▶ Exercise description:
Copy out each line below in which the string "from" appears.

▶ Input data:
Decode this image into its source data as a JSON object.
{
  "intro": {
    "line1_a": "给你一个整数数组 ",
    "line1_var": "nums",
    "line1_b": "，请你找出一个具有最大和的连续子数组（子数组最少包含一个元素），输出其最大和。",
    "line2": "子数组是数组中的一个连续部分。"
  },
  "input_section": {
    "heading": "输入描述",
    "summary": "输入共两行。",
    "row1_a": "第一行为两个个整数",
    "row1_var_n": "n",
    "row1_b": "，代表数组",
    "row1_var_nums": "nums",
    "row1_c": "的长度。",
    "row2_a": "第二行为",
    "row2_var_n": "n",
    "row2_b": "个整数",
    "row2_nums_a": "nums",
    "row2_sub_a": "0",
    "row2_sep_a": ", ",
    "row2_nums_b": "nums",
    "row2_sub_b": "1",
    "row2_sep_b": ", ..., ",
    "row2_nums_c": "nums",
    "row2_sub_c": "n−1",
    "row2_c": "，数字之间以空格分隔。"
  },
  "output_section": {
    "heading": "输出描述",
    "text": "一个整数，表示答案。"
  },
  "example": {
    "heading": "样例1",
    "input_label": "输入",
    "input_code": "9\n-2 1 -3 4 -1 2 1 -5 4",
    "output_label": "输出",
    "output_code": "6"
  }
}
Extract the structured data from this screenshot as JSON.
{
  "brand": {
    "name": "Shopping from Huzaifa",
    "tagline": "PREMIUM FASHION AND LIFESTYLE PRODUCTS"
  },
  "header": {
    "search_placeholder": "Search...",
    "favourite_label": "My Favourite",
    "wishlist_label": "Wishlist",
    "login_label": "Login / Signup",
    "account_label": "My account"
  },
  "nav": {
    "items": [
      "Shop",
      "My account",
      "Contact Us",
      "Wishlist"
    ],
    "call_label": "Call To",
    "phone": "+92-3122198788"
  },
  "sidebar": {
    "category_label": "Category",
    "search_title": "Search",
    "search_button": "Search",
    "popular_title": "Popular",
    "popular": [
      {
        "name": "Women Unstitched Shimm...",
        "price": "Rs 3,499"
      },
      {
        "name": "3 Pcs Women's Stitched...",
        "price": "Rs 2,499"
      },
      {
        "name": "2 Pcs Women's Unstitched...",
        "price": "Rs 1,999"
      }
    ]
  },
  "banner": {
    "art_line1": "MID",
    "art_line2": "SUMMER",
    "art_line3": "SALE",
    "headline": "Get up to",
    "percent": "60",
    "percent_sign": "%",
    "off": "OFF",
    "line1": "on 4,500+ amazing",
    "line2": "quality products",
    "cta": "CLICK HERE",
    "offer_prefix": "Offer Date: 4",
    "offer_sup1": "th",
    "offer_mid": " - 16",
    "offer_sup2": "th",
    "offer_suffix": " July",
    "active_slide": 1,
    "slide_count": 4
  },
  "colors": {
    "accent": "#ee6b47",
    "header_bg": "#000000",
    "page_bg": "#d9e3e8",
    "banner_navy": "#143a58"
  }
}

▶ Response area:
Extract the structured data from this screenshot as JSON.
    "name": "Shopping from Huzaifa",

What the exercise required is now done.